Theatre Royal Concert Hall Nottingham – until Saturday 24 September 2022
Reviewed by Amarjeet Singh
The Wicked Lady is a 2-hander play, written and directed by James Williams, the play is inspired by the legend of a noblewoman turned highway-woman Katherine Ferrers, known as the Wicked Lady, who is said to haunt the village of Markyate in Hertfordshire. We are led to believe that Ferrers’ tale is the background to a modern-day mystery in which a child has been abducted, but here begins the bewildering experience that was The Wicked Lady.
It started out marvellously, as we took our seats in the theatre, atmospheric sounds were being played and there were ominous sheets draped and a forest scene on the stage. Then boom, on walks a police detective to set the scene and implant seeds of fear. He spoke directly to the audience and told us that the police were on the case of the missing child and how they needed to call in the help of a paranormal debunker to support the case. We were then introduced to Alice Beaumont. After some initial reluctance, Alice agreed to spend a few nights at Ferrers’ disused manor house Markyate Cell, which is where they suspect the missing child is, and where things begin to go bump in the night.
The story of The Wicked Lady made no sense. There appeared to be a moral, and a message the writer was trying to get across, but it was lost in translation with a lot of unnecessary dialogue, static and stilted staging and a very strange choice of pace. The sound levels were poor, and we were unable to hear a lot of what was being said, but even when this was rectified in the second half, it didn’t seem to improve viewing. The narrative would benefit from stripping out some of the lengthy explanations, the story would not need it had it made sense.
The initial jump scares were effective, from slams to shadows, some of the audience actually jumped, unfortunately these became repetitive and expected.
The lighting and smoke effects were great, but the set was strange. It did not give images of gothic architecture but more that of a ski cabin. Also, there were some parts of the set which didn’t make sense. There was furniture that was suddenly accessible because it now lended itself to the story: A locked bureau is now open and contains whiskey glasses and a fresh apple, but they are in a disused gothic manor house?
The characters did questionable things which made them comical and unbelievable. The intentional jokes did not land, and the audience were laughing during the supposed scary parts. The Wicked Lady missed the mark on so many levels.
Nicki Davy plays Alice Beaumont and is largely a sole actor during the manor house scenes. She did exceptionally well with the amount of dialogue she needed to deliver, but it was difficult to endear ourselves to her as she was pretty one note in her story and delivery. I feel this is more down to the writing than the performance.
Saul Bache plays the detective sergeant Sean Fenton. He is slick and likeable, helping us to understand his diligent efforts to discover the whereabouts of the missing child. Again, the writing let is performance down, as it meandered into the ridiculous.

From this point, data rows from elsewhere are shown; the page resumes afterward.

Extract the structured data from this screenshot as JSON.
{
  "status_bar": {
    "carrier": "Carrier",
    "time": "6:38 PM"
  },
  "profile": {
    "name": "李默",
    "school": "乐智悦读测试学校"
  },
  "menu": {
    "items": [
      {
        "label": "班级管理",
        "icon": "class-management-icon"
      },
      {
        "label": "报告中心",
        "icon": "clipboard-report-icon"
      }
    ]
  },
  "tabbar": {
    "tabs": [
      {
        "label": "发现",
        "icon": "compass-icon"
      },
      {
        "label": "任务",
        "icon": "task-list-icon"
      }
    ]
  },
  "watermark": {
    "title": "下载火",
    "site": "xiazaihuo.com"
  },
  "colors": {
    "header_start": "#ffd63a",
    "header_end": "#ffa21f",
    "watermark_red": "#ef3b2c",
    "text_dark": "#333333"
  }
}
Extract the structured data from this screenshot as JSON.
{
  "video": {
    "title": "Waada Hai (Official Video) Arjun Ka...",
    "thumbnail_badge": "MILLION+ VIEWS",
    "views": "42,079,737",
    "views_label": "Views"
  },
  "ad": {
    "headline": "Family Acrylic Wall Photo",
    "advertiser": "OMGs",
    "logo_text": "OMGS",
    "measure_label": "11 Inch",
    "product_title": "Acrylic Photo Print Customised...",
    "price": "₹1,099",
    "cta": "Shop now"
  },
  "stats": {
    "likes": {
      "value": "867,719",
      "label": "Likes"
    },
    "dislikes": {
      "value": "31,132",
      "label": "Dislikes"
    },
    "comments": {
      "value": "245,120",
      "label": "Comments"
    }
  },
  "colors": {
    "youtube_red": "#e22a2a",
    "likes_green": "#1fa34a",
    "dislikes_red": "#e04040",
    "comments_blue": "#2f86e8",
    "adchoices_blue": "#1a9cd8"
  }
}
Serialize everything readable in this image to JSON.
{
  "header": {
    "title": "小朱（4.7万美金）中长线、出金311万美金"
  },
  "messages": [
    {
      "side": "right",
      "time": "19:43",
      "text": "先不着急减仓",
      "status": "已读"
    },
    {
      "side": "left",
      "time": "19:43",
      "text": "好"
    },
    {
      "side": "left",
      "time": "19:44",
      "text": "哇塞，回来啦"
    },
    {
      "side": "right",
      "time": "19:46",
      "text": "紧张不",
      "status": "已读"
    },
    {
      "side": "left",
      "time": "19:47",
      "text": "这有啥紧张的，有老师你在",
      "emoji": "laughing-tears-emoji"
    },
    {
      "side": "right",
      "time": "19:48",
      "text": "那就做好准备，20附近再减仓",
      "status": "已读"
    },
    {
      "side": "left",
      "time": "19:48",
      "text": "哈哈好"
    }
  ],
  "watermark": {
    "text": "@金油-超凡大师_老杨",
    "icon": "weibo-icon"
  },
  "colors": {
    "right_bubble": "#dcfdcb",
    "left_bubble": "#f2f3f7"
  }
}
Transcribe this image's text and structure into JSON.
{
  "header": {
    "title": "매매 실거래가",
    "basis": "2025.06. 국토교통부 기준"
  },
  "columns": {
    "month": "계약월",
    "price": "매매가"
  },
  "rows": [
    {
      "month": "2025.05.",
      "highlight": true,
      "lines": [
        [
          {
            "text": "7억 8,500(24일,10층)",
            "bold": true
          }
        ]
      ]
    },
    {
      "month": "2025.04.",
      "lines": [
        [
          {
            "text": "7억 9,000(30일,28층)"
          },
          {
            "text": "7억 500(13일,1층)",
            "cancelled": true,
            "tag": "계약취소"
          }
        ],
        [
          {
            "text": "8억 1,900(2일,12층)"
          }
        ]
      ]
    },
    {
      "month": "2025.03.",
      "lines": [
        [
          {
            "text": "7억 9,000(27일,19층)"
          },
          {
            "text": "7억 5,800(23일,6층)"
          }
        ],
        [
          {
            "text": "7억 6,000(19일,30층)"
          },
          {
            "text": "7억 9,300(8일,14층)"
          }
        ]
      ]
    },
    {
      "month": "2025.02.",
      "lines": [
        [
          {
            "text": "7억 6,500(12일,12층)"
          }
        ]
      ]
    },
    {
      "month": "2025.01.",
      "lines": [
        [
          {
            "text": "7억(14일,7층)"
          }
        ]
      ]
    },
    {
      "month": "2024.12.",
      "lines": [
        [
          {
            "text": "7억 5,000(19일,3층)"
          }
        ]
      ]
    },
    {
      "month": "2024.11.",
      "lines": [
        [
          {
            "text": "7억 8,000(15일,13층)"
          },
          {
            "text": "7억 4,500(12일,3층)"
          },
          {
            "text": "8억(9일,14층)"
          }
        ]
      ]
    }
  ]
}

The Wicked Lady could have been amazing, it has all the basics for a wonderful gothic horror story, with a truly horrific modern twist, but unfortunately it fell foul to being verbose, having glaring plot holes and it was at best, an amateur production.